Tool of the Trade by Joe Haldeman
My rating: 3 of 5 stars
"Tool of the Trade" belongs to a sub-genre of SF that could be called "Simon Says".
What if someone had the power to make other people do what they wanted, if free will came with an asterisk? This is entertaining source material that's mined over and over again in comic books (here are two examples: 1 2).
For the story to work, there have to be limitations on the power, a class of people who are immune, or some other reason why life isn't infinitely easy for someone who can just order people to do what they want. This story is no different. It plays with the material, but only goes so far in exploring the limits.

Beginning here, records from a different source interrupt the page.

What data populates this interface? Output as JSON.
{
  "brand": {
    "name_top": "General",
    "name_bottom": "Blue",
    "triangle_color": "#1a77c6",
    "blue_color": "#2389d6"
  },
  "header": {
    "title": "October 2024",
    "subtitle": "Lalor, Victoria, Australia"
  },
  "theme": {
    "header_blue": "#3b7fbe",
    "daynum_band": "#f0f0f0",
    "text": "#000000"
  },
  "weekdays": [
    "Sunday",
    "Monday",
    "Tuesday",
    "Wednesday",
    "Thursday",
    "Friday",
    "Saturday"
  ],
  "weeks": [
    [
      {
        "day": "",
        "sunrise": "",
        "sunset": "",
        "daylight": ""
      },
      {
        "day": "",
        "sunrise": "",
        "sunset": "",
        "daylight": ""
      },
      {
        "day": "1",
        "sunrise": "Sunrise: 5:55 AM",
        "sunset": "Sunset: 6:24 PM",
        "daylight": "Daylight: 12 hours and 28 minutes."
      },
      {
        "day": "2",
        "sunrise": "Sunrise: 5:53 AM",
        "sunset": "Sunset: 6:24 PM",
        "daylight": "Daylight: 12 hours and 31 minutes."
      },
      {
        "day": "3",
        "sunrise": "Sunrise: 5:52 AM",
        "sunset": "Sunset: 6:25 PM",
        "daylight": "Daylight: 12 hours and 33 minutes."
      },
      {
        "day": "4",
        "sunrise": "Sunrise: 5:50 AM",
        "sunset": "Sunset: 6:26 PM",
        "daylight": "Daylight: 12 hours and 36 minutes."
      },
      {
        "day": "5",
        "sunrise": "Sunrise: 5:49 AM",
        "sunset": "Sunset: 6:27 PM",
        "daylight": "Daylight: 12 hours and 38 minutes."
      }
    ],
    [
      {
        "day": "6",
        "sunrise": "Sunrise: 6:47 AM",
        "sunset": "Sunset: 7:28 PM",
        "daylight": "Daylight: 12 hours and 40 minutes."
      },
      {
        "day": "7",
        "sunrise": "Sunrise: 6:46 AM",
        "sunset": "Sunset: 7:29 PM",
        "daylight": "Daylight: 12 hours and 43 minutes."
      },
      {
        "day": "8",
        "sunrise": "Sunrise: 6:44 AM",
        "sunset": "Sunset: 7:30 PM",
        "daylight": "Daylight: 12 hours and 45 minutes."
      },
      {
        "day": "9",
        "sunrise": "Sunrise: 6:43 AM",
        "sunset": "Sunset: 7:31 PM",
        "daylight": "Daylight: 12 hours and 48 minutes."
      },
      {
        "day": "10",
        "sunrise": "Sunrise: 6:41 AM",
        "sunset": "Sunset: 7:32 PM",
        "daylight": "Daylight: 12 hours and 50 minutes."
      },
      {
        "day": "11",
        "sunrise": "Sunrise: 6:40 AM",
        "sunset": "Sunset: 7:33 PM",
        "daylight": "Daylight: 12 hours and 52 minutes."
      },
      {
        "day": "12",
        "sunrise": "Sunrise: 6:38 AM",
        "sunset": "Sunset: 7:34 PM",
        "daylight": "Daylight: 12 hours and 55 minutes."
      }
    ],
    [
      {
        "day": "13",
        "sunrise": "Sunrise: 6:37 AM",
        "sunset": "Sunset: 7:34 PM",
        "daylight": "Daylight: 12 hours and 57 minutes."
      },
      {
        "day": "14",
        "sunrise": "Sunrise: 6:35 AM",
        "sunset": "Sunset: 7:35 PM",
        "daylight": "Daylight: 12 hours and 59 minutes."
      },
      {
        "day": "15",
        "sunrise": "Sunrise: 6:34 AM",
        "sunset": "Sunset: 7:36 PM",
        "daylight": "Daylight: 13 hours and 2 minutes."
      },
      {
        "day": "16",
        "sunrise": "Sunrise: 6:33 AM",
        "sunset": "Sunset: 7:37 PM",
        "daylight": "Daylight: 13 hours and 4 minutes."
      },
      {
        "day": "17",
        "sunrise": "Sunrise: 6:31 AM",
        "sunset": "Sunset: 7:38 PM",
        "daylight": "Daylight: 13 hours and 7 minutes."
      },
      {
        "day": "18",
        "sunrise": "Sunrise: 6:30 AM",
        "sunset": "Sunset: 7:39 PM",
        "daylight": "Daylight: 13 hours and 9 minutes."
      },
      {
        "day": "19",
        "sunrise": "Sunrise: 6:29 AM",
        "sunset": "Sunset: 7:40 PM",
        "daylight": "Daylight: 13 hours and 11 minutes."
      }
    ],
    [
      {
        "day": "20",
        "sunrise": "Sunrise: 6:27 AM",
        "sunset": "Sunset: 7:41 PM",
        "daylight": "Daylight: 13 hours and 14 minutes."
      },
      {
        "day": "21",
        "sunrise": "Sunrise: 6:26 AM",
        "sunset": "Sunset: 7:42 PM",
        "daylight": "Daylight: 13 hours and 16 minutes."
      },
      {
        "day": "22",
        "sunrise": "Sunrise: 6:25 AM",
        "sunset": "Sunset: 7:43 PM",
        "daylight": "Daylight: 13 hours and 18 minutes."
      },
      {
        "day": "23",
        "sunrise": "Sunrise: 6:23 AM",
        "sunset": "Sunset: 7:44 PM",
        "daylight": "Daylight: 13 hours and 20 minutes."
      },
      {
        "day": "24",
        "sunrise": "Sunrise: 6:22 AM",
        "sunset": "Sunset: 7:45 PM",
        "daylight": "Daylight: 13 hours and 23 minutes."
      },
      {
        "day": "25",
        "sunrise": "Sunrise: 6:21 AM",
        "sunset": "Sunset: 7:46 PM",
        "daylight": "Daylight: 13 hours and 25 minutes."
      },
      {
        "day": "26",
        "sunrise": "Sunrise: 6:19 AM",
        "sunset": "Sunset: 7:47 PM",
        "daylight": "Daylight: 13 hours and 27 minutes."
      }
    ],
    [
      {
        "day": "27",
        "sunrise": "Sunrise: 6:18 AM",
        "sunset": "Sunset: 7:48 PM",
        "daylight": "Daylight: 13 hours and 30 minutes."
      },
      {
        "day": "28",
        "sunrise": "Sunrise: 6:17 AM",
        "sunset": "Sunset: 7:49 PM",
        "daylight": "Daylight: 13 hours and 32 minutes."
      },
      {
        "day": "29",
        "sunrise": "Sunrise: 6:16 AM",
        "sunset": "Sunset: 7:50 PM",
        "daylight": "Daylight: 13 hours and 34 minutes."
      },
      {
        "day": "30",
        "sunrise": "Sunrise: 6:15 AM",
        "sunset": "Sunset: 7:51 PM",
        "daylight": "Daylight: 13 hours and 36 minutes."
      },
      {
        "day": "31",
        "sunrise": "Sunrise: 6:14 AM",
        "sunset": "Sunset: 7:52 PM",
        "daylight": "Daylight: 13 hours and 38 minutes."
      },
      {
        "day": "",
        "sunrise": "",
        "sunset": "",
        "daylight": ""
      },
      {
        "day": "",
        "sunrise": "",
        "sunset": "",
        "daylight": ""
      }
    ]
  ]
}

Haldeman's take on this sub-genre interesting is notable for its Cold War setting, its spy-novel flair, and its ending (which I won't spoil). It's also yet another example of Haldeman's enduring skill as a writer, which lies in taking a slice or two of SF and applying it on a human scale, with both drama and humor mixed in. Even when his subject is the nature of the universe itself (as in "Forever Free"), he still fills his characters with desires, with intelligence, with a sense of humor.